As the UK becomes only the seventh nation to have more than two GigaWatts of electricity generated by wind farms, the government has given the green (no pun intended) light to the world's first offshore combined wind and gas energy scheme.
Despite sounding like something that needs a cup of green tea to settle, we are assured that the project, sited off the Cumbrian coast, will generate up to 200MW of electricity, almost half of which will be generated by wind turbines.
The development will see 30 turbines being installed offshore, alongside a conventional gas power station that will pick up any slack when there is not enough wind to turn the turbines. It will use gas pumped in from two fields in nearby Morecambe Bay.
Department of Trade and Industry (DTI) approval is still required for the pipeline from Morecambe, as planning had to be applied for separately. Pipelines and power plants fall under different legislation. The DTI notes that today's approval "does not prejudge the outcome" of the application.
Once operational, the wind farm will provide energy for around 70,000 homes, the DTI says.
The news comes just months after the DTI gave its blessing to a 341-turbine offshore wind farm, in coastal waters in Kent.
Energy minister Lord Truscott noted: "We are starting to see a real flow of approvals for energy projects in UK waters.
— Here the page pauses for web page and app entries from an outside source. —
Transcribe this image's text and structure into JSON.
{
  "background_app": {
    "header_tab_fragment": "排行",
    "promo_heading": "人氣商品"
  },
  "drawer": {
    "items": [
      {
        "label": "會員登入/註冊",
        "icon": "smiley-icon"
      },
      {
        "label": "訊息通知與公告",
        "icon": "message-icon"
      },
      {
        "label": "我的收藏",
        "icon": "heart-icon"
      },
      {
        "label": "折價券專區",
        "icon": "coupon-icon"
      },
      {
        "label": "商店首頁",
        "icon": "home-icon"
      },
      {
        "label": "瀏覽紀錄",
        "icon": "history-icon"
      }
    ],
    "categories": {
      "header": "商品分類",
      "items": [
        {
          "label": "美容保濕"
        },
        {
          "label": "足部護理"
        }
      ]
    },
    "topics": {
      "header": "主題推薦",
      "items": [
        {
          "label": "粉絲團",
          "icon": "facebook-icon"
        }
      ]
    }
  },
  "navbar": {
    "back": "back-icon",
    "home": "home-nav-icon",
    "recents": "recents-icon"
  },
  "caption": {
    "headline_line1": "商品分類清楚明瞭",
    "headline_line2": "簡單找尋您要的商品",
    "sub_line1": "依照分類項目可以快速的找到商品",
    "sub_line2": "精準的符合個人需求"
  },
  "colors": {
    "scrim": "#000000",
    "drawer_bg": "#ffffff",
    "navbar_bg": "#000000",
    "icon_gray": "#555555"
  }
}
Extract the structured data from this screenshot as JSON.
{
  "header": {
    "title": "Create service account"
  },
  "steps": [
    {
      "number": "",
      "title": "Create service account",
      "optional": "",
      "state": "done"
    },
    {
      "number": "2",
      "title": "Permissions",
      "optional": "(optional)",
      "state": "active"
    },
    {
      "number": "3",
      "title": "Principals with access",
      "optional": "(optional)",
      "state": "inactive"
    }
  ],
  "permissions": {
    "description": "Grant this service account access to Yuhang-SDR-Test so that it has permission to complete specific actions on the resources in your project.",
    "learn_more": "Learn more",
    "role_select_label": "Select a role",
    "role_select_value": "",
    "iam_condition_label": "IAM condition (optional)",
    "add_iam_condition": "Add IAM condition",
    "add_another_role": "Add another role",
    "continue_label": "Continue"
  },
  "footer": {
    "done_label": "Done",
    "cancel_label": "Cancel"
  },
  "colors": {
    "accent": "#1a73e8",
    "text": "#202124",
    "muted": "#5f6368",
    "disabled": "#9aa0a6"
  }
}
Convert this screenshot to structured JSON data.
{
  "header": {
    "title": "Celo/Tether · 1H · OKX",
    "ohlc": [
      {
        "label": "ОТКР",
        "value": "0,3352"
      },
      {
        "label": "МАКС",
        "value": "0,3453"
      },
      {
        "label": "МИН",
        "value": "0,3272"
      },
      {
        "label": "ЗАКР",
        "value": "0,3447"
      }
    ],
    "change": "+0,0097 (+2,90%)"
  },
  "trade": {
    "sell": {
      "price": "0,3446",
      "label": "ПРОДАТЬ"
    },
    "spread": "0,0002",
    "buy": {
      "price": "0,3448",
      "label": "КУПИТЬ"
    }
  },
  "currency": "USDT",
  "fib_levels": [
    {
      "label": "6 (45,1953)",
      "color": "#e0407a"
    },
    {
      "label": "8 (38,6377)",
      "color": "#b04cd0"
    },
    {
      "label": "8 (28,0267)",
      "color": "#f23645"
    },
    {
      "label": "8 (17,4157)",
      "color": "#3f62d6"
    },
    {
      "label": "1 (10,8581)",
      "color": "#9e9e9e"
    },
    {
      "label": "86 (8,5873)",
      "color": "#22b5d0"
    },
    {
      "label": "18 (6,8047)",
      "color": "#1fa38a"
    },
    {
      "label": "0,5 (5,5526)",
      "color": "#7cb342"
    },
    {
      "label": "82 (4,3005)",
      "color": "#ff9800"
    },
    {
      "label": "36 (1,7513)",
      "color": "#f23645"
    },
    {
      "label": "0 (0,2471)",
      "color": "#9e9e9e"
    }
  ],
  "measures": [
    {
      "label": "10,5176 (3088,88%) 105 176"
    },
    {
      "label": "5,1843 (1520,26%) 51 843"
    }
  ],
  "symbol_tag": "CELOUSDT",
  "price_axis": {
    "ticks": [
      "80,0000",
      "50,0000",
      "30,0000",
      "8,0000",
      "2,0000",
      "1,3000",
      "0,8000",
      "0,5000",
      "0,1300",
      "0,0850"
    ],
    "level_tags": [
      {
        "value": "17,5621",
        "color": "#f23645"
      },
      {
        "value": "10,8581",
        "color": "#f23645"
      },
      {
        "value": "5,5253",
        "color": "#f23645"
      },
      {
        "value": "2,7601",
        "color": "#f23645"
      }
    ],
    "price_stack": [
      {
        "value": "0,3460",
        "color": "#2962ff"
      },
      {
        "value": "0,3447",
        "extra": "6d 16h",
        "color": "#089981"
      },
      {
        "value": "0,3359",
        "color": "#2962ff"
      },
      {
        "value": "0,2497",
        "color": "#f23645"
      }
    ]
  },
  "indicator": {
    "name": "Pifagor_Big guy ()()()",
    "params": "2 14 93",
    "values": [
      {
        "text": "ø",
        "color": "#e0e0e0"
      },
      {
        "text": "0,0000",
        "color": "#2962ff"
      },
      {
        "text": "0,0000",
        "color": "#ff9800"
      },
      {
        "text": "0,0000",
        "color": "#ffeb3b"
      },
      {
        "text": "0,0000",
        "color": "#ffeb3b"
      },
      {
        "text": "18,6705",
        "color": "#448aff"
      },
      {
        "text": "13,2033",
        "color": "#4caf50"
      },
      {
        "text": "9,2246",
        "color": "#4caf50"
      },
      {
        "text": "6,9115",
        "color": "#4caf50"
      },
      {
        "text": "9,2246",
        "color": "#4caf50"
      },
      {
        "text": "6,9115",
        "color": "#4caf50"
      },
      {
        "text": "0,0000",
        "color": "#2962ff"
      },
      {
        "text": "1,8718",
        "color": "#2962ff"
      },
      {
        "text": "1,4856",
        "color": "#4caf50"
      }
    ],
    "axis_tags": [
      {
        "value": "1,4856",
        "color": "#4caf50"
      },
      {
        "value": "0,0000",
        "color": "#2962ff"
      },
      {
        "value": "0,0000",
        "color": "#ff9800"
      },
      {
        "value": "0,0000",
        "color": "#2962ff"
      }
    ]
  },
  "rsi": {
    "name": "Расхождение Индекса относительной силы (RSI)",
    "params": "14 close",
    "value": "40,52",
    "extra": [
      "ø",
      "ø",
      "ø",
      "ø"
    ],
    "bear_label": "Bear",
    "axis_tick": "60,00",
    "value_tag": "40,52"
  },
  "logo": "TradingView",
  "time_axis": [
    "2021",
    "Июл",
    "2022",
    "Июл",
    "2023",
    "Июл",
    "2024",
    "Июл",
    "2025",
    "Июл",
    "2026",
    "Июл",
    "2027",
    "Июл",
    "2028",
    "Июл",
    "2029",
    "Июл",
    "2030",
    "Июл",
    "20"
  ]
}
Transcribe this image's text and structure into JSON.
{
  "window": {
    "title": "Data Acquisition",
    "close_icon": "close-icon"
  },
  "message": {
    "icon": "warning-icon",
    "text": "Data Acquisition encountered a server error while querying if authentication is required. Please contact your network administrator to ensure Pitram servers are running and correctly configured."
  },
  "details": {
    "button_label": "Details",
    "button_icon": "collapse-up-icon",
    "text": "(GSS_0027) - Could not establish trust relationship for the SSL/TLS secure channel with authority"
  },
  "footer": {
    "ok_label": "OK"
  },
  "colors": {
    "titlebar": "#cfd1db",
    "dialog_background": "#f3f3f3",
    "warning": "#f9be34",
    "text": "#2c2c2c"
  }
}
The London Array and Thanet schemes in the Thames Estuary went through in December and the good progress continues in 2007. [This] scheme is unusual in that it will combine wind and gas power to produce continuous electricity for the region."
The project is expected to be completed in 2010, subject to planning, of course. ®